Pål Eitrheim, Executive Vice President for New Energy Solutions at Equinor, talks about Equinor's role in the energy transition in our latest #RUKGOW19 Event Partner blog. Pål will be talking at the Opening Session of GOW19 alongside other senior leaders. Register here.
Leading up to this year’s GOW19 conference, I was asked if I could share some of my reflections on the ongoing energy transition, and the journey Equinor has embarked upon in response to this.
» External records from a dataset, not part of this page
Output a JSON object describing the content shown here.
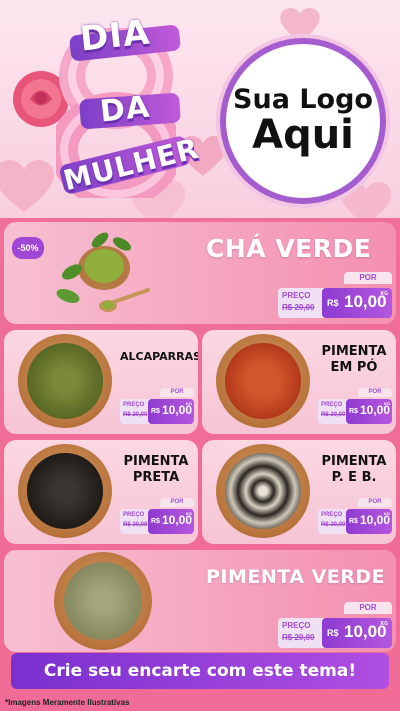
{
  "header": {
    "title_words": [
      "DIA",
      "8",
      "DA",
      "MULHER"
    ],
    "logo_line1": "Sua Logo",
    "logo_line2": "Aqui"
  },
  "products": [
    {
      "name": "CHÁ VERDE",
      "badge": "-50%",
      "por": "POR",
      "preco_label": "PREÇO",
      "old_price": "R$ 20,00",
      "currency": "R$",
      "new_price": "10,00",
      "unit": "KG"
    },
    {
      "name": "ALCAPARRAS",
      "por": "POR",
      "preco_label": "PREÇO",
      "old_price": "R$ 20,00",
      "currency": "R$",
      "new_price": "10,00",
      "unit": "KG"
    },
    {
      "name": "PIMENTA\nEM PÓ",
      "por": "POR",
      "preco_label": "PREÇO",
      "old_price": "R$ 20,00",
      "currency": "R$",
      "new_price": "10,00",
      "unit": "KG"
    },
    {
      "name": "PIMENTA\nPRETA",
      "por": "POR",
      "preco_label": "PREÇO",
      "old_price": "R$ 20,00",
      "currency": "R$",
      "new_price": "10,00",
      "unit": "KG"
    },
    {
      "name": "PIMENTA\nP. E B.",
      "por": "POR",
      "preco_label": "PREÇO",
      "old_price": "R$ 20,00",
      "currency": "R$",
      "new_price": "10,00",
      "unit": "KG"
    },
    {
      "name": "PIMENTA VERDE",
      "por": "POR",
      "preco_label": "PREÇO",
      "old_price": "R$ 20,00",
      "currency": "R$",
      "new_price": "10,00",
      "unit": "KG"
    }
  ],
  "cta": "Crie seu encarte com este tema!",
  "disclaimer": "*Imagens Meramente Ilustrativas",
  "colors": {
    "pink": "#f06b95",
    "purple": "#9b45d6",
    "light_pink": "#fbd7e3"
  }
}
In May last year, Statoil became Equinor. In many ways we had become a company which had outlived our name. Our strategy remained firm, and we are as proud as ever of our industrial legacy and our hydrocarbon history. But we needed a name that better reflected our strategy: safe, high value and low carbon, signalling that we are going from being a pure oil and gas company to becoming a broad energy major. We will develop oil, gas, wind and solar power, building a substantial position within renewables.
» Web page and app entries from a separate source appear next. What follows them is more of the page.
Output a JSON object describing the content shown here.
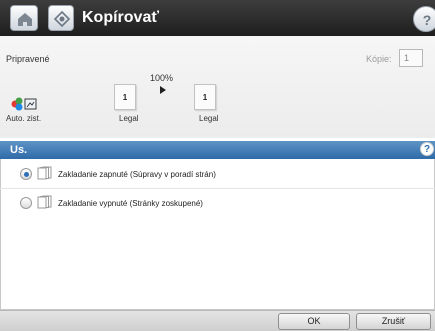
{
  "header": {
    "title": "Kopírovať",
    "home_icon": "home-icon",
    "copy_icon": "copy-icon",
    "help_icon": "help-icon"
  },
  "status": {
    "ready": "Pripravené",
    "copies_label": "Kópie:",
    "copies_value": "1",
    "zoom": "100%",
    "source_pages": "1",
    "output_pages": "1",
    "source_paper": "Legal",
    "output_paper": "Legal",
    "color_mode": "Auto. zist."
  },
  "panel": {
    "title": "Us.",
    "help": "?",
    "options": [
      {
        "label": "Zakladanie zapnuté (Súpravy v poradí strán)",
        "selected": true
      },
      {
        "label": "Zakladanie vypnuté (Stránky zoskupené)",
        "selected": false
      }
    ]
  },
  "footer": {
    "ok": "OK",
    "cancel": "Zrušiť"
  },
  "colors": {
    "accent": "#2f6ba8",
    "header_bg": "#2a2a2a"
  }
}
What are my beliefs about the transition we now find ourselves in? Firstly, the energy transition is irreversible and will accelerate, and secondly, renewable sources will be the most cost competitive source of power.
Global energy systems are in transition
The scope, speed and endgame are still uncertain. The “glass half-empty” perspective is that renewables today are a limited part of the total energy mix. The “glass half-full” view is that the annual growth rates are impressive: On average, solar PV and offshore wind is expected to grow by 17 percent per year to 2030, according to the IEA and BNEF.
The transition is affecting political, economic, social and investor preferences and priorities. EU member states will this year conclude plans to integrate their climate and energy objectives, targets, policies and actions. 46 countries, and three U.S. states, have so far introduced or announced some form of carbon pricing. According to the Oxford Institute of Energy Studies, coal is facing a 40 percent discount rate among some investors.
Many want the energy transition to happen faster, but energy systems are slow-moving. I have a market-based view on this. Yes, policies and regulations matter. They are in fact key to change the future energy mix, the scope and speed of the transition. Still, forces of commercial gravity tend to prevail. Ultimately renewables will have to outcompete and outperform hydrocarbons.
The energy transition will be a marathon, not a sprint.
It will be gradual and move at different speeds in different markets. I believe renewables – over time – will have to replace hydrocarbons on the merits of being clean, affordable, and reliable alternatives.
In the electricity generation sector, renewable energy is at the centre, becoming competitive without subsidies in many markets. This growth is partly a result of political will and decision-making and partly market-driven by renewables being the cheapest solution. Continued improvements in technology and digitalisation will lead to further cost improvements.
The offshore wind industry is at the forefront of this development. The offshore wind market is projected to grow significantly over the next decade from today’s 18GW towards 130GW in 2030.
Some markets, like the UK, have come a long way. In fact, the offshore wind industry ensures that the UK can significantly increase its share of affordable renewable generation while continuing to cut carbon emissions.
Through the Sector Deal, the UK has consolidated its position as a global leader and innovator in offshore wind. As a result, offshore wind will become the backbone of the UK’s low-carbon electricity system.
To follow, more countries with long coasts and wind resources have stated that offshore wind is a growth market and an important part of the future energy mix. No one knows how the mix will look in 2050. But what we know for sure is that the world will look very different in 2030, 2040 and 2050.
We all acknowledge the large shifts taking place in the world’s energy systems. The ongoing transition is irreversible and enjoys widespread public support. By taking an active part, we - the industry, can demonstrate that we are committed to accelerate the renewal of the world’s energy mix.
There is every reason to believe that the offshore wind technology will play an increasingly central role in the way we generate clean electricity in the decades ahead and become a central part of the path towards a zero-carbon economy.
Equinor’s ambition is to be at the forefront of the ongoing energy transition to a less carbon-intensive and more sustainable energy system. For us, this is a powerful demonstration of what we aspire to be - a broad energy major continuing to grow within oil, gas, and renewable energy.
The UK has a unique opportunity to continue to develop a technology which has a truly global potential, and I am excited about attending GOW19 to explore these possibilities further.